Line 1 is the oldest and one of the busiest lines of Beijing’s subway rail network, running underneath Chang’an Avenue, the city’s principal east–west thoroughfare, and passing through Xidan, Wangfujing and Dongdan, among other important commercial centres, as well as the Central Business District near the China World Trade Centre.
The line has 23 stations along its total operational length of 30.44 km. All except for Sihui and Sihui East are underground.
According to Wikipedia, beyond the western terminus of Line 1 – Pingguoyuan – there are three more stations, two of which – Gaojing Station (高井站) and Heishitou Station (黑石头站) – are located in the Beijing Military Region, and one – Fushouling Station (福寿岭站) – is near the Metro Drivers’ Vocational School. All three are closed to the general public.

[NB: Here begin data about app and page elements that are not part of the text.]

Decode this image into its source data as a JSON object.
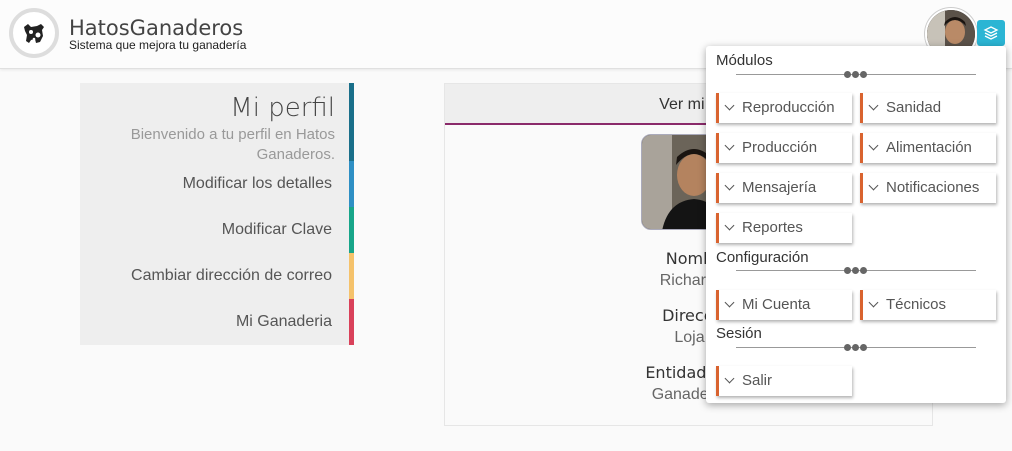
{
  "header": {
    "brand_title": "HatosGanaderos",
    "brand_subtitle": "Sistema que mejora tu ganadería",
    "logo_icon": "cow-icon",
    "accent": "#2bb5d4"
  },
  "profile_menu": {
    "title": "Mi perfil",
    "welcome": "Bienvenido a tu perfil en Hatos Ganaderos.",
    "items": [
      {
        "label": "Modificar los detalles",
        "color": "#2e8fc4"
      },
      {
        "label": "Modificar Clave",
        "color": "#17a589"
      },
      {
        "label": "Cambiar dirección de correo",
        "color": "#f5c26b"
      },
      {
        "label": "Mi Ganaderia",
        "color": "#d9415a"
      }
    ]
  },
  "profile_card": {
    "header": "Ver mi p",
    "fields": [
      {
        "label": "Nomb",
        "value": "Richar L"
      },
      {
        "label": "Direcci",
        "value": "Loja"
      },
      {
        "label": "Entidad Ga",
        "value": "Ganadería"
      }
    ]
  },
  "dropdown": {
    "sections": [
      {
        "title": "Módulos",
        "items": [
          "Reproducción",
          "Sanidad",
          "Producción",
          "Alimentación",
          "Mensajería",
          "Notificaciones",
          "Reportes"
        ]
      },
      {
        "title": "Configuración",
        "items": [
          "Mi Cuenta",
          "Técnicos"
        ]
      },
      {
        "title": "Sesión",
        "items": [
          "Salir"
        ]
      }
    ],
    "button_accent": "#d9632f"
  }
}
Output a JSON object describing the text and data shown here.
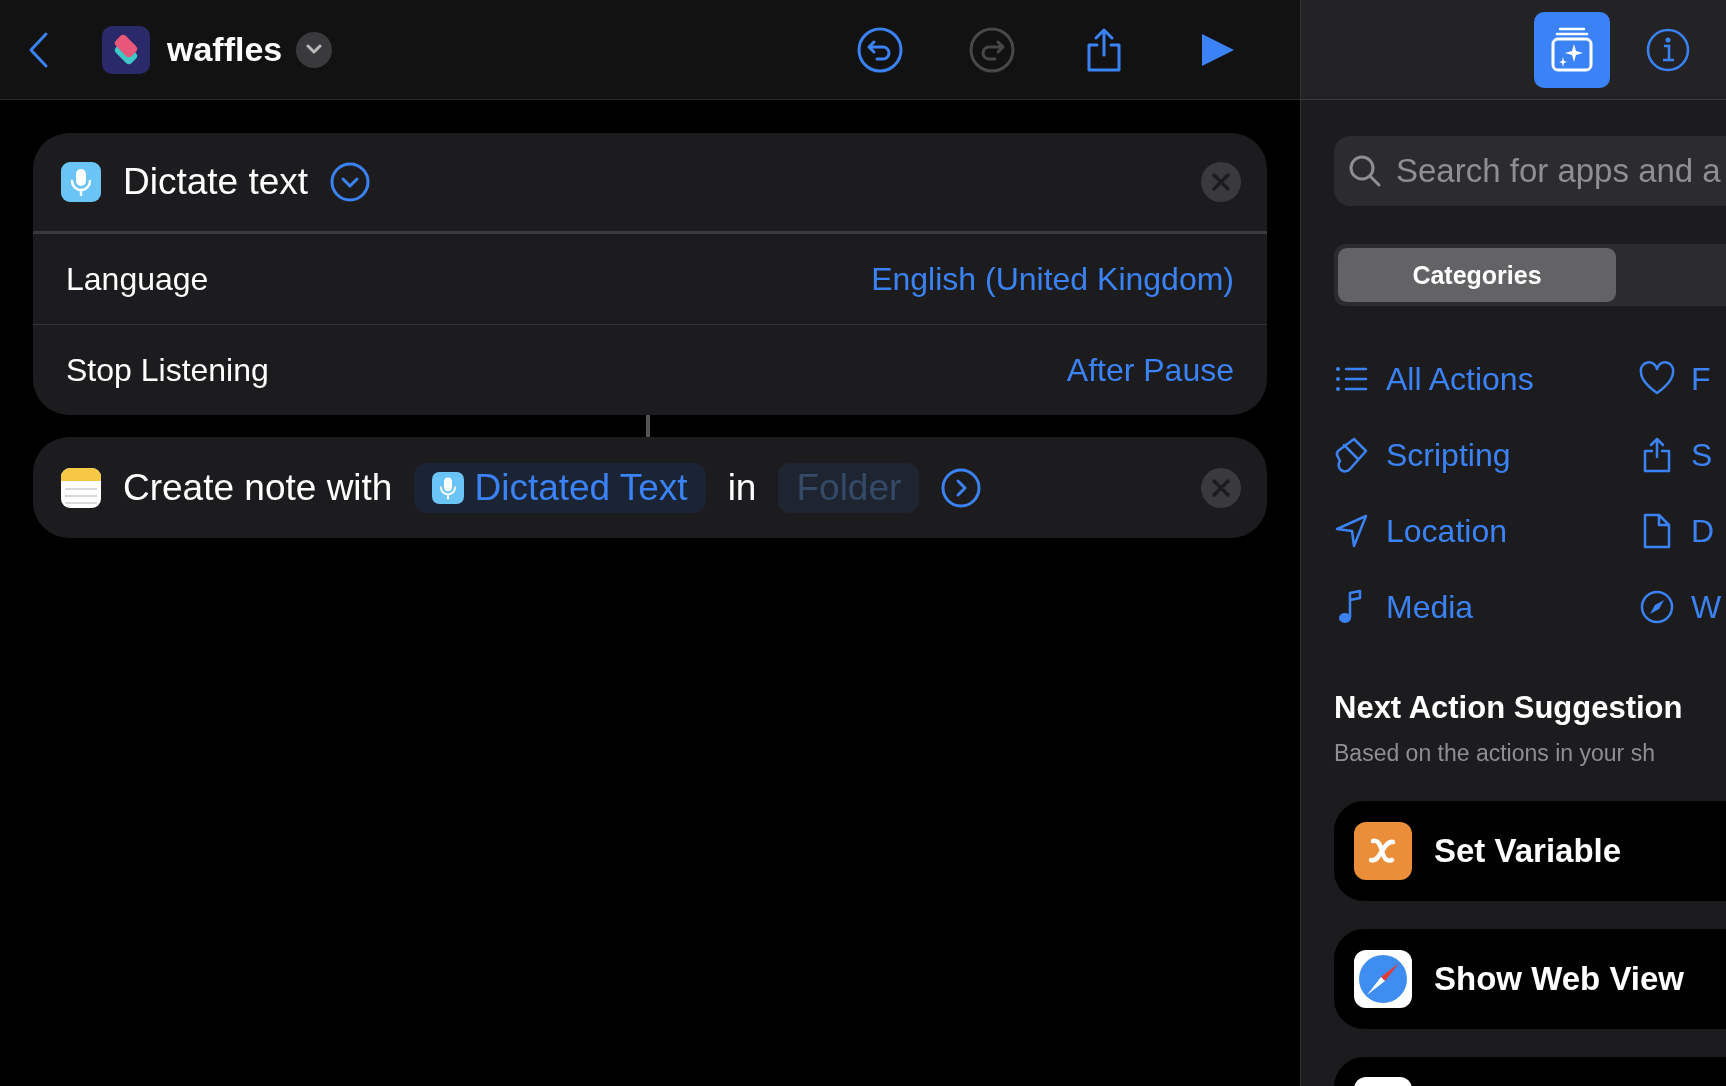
{
  "toolbar": {
    "title": "waffles",
    "buttons": [
      {
        "kind": "undo",
        "disabled": false
      },
      {
        "kind": "redo",
        "disabled": true
      },
      {
        "kind": "share",
        "disabled": false
      },
      {
        "kind": "play",
        "disabled": false
      }
    ]
  },
  "actions": [
    {
      "kind": "parameters",
      "title": "Dictate text",
      "expanded": true,
      "rows": [
        {
          "label": "Language",
          "value": "English (United Kingdom)"
        },
        {
          "label": "Stop Listening",
          "value": "After Pause"
        }
      ]
    },
    {
      "kind": "sentence",
      "expanded": false,
      "parts": [
        {
          "kind": "text",
          "text": "Create note with"
        },
        {
          "kind": "variable",
          "text": "Dictated Text"
        },
        {
          "kind": "text",
          "text": "in"
        },
        {
          "kind": "placeholder",
          "text": "Folder"
        }
      ]
    }
  ],
  "panel": {
    "tabs": [
      {
        "kind": "library",
        "selected": true
      },
      {
        "kind": "info",
        "selected": false
      }
    ],
    "search": {
      "placeholder": "Search for apps and a"
    },
    "segments": [
      {
        "label": "Categories",
        "selected": true
      }
    ],
    "categories": [
      {
        "label": "All Actions"
      },
      {
        "label": "F"
      },
      {
        "label": "Scripting"
      },
      {
        "label": "S"
      },
      {
        "label": "Location"
      },
      {
        "label": "D"
      },
      {
        "label": "Media"
      },
      {
        "label": "W"
      }
    ],
    "suggestions_title": "Next Action Suggestion",
    "suggestions_subtitle": "Based on the actions in your sh",
    "suggestions": [
      {
        "kind": "variable",
        "name": "Set Variable"
      },
      {
        "kind": "safari",
        "name": "Show Web View"
      }
    ]
  }
}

There are two main types of train currently used on Line 1. The older type DKZ4 trains are based and maintained at Sihui, while the newer SFM04 trains are based at Gucheng.
There had been a plan to introduce seven-car trains instead of the current six-car trains, in order to relieve the severe overcrowding; but in order to achieve this, the oldest section between Pingguoyuan and Nanlishilu, would have had to have its platforms lengthened. Due to budget constraints, that plan has been put on hold indefinitely.
But if you have a desire to see even older trains, a BD2 trainset is on display in the Subway Culture Park near Xihongmen station, together with two separate carriages of the same vintage.
It is clear that artwork on the subway was not on anyone’s agenda when the first line was mooted in the 1960s. It was designed, after all, as a war preparation project and originally there were no plans to open it to the public.
Even when it was, Deng Xiaoping determined that the entire line should be utilitarian... simple, but elegant; but not luxurious. The result was a line with little to commend it visually.
Occasionally you see advertising-decorated trains on Line 1, but this is still the exception rather than the rule.
However an effort – of sorts – has been made to cheer up some of the stations with lighting that is hardly what you might call subtle, but is a welcome change, none-the-less.
At Muxidi, for instance, the fluorescent lights have been placed in squares – not that this is going to win any prizes for originality.
Guomao goes for hexagons...
while Wangfujing prefers its lighting in rectangles.
Tiananmen West, meanwhile, has gone for the octagonal approach...
while the designers of Fuxingmen station experimented with circular lighting.
Tiananmen East station has tried placing lighting at the top of the ceiling support columns to brighten the place up...
while Jianguomen station, too, is brightened up by its lit-up columns.
Yonganli takes the prize for the most originality of Line 1’s lighting efforts.